The following are things are aspects that can be used to define an application. The more accurate information that is available, the better the odds are of providing a working solution.
Not only is it important to know the highest and lowest expected or design required temperatures, the normal operating temperature is important for estimating the service life of possible lubrication solutions.
Residence Time and Life
The demands of lubrication for life applications are more challenging than applications where re-lubrication is possible. Applications with temperatures that exceed the limits of a lubricant can be used if the residence time in the application is brief enough to satisfy the demands of that application. It is generally preferable to use a lubricant that has a much longer life, even if it is more expensive, to reduce the total cost, risk, and down time.
Type of Application
The type of application impacts many aspects of lubrication. It is also useful in choosing a lubricant based upon the lubrication engineer’s application experience. Knowledge from a similar application can be applicable making performance predictions more accurate.
The materials that the lubricant will be in contact with and could be in contact with should be considered. The lubricant should be chosen to be compatible with the materials over the expected operating temperature conditions.
A tribocontact is a point where two materials meet that either slide or roll against one another. The materials that are in contact, temperature, load, speed, and duty cycle should be considered when choosing a lubricant.
The requirements of any specification(s) that are in place must be considered. If a lubricant meets all of the functional requirements but does not match the characteristics in the lubricant specification, will it be possible to change the specification to include a new solution?
Health and Safety
In the United States, there are three categories for food grade lubricant that affect the lubricant components that can be used. Some components have hazards associated with them. Some components can become hazardous in certain applications. The hazard risk, in the context of the application, to the benefit it provides must be considered.
Packaging, Labeling, and Delivery
This aspect of lubrication engineering is often overlooked until late the process. It is important to consider how the lubricant will be delivered to the customer and how the consumer will apply the lubricant from the package to the end use. The label on the container must not only identify what it contains. It must also communicate any GHS hazards along with lot trace and any other relevant information.
How much lubricant will be needed and how much time does the supplier have from the time an order is placed to the time when it is delivered?
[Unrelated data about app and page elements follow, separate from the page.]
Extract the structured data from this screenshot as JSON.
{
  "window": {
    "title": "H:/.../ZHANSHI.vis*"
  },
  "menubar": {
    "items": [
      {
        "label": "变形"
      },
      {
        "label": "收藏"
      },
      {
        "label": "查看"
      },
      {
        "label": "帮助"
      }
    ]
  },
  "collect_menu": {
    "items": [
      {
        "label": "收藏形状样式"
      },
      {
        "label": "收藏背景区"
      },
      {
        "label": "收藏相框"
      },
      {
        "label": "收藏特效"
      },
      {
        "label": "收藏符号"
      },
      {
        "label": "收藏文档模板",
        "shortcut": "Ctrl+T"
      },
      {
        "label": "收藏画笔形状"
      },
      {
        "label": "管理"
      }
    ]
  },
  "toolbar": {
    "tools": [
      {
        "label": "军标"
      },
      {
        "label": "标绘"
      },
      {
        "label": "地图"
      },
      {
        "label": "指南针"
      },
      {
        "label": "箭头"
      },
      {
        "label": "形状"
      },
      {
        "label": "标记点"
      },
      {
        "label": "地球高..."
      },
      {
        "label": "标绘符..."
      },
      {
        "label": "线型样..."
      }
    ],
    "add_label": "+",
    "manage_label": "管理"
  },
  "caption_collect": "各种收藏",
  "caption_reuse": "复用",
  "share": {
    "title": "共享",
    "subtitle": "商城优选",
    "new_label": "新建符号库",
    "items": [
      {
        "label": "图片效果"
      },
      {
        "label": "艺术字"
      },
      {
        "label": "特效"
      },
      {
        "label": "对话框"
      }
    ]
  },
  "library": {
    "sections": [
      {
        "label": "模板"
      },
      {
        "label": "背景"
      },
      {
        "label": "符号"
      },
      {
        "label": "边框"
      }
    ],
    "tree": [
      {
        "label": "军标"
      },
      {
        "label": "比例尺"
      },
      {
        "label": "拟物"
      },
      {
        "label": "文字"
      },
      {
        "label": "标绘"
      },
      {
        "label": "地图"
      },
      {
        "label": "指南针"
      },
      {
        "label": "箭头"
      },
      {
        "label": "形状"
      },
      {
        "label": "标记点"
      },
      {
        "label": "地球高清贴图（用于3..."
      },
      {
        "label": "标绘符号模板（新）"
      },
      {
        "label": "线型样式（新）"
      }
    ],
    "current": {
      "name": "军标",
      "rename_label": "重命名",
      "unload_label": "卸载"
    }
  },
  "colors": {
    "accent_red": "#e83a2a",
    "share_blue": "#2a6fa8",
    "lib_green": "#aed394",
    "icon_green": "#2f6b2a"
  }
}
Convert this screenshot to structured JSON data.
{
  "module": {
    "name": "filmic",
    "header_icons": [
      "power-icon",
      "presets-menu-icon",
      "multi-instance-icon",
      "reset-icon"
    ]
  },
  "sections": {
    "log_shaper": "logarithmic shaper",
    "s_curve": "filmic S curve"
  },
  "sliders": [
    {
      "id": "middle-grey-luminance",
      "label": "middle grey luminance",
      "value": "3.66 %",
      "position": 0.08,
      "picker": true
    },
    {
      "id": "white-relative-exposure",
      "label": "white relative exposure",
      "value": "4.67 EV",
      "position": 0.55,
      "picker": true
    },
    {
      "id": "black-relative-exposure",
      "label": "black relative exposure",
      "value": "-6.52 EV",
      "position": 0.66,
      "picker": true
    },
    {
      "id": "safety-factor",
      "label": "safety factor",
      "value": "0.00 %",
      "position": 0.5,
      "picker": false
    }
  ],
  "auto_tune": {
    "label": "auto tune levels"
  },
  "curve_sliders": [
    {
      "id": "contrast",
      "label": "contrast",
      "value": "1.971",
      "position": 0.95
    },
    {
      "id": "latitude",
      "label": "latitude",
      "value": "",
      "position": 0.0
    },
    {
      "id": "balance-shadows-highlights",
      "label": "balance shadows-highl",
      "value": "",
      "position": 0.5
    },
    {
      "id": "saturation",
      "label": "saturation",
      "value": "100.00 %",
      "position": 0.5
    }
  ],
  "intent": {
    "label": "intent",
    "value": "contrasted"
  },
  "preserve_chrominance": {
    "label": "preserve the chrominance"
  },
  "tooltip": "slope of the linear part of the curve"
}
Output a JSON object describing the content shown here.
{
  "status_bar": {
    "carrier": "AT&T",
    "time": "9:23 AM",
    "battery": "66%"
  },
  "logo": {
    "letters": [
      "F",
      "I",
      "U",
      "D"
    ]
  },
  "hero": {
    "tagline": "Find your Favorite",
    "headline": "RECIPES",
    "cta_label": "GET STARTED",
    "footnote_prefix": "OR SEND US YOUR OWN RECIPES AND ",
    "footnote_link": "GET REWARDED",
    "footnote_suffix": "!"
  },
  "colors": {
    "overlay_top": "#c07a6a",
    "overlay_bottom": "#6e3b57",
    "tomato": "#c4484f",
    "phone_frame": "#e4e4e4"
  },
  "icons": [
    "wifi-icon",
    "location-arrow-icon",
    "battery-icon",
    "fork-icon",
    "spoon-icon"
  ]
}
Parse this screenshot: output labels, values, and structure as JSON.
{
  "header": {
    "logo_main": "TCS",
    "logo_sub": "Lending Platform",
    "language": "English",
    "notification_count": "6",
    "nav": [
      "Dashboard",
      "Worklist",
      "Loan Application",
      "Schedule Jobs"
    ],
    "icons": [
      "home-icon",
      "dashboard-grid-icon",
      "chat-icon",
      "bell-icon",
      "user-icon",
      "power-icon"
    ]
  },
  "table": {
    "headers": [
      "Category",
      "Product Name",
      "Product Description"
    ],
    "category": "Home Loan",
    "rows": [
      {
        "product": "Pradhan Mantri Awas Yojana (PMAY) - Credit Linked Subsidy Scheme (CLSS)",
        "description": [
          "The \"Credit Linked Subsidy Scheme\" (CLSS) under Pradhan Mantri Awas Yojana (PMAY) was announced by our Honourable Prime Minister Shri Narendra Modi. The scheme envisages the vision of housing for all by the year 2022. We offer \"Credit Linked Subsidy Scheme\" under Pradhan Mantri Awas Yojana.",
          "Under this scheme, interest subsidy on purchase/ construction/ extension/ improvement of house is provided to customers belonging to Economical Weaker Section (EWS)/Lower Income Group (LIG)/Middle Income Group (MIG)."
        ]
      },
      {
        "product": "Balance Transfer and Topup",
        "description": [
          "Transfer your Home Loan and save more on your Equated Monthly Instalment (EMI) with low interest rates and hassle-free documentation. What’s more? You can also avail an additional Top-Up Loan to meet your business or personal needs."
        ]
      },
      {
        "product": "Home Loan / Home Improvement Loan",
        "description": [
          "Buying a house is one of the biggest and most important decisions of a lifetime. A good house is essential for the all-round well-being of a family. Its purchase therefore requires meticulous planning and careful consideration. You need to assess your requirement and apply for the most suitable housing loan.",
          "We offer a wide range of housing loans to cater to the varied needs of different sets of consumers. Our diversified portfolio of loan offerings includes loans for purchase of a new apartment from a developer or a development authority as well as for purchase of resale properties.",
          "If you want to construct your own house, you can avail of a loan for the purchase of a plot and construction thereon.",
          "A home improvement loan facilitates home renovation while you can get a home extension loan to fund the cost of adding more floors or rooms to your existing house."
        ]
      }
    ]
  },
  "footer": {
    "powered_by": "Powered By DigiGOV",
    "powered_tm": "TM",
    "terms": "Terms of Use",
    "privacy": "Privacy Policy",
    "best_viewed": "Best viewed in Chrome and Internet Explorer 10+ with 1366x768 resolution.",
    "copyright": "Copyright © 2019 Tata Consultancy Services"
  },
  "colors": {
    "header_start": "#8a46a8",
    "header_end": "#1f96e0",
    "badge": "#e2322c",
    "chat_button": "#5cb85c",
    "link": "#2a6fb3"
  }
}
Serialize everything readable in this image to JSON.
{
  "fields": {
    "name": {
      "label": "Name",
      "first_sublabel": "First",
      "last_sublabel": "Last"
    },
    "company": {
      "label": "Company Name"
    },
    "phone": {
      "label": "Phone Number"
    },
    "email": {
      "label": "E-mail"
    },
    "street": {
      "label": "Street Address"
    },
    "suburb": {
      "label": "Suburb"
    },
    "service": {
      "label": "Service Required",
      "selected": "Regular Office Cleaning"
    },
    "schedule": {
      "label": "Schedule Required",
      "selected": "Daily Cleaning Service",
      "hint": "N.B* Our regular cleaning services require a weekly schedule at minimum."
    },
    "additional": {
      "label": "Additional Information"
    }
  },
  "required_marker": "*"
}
What are the expected order patterns? How much lead time will there be between the time an order is placed until the product needs to be shipped?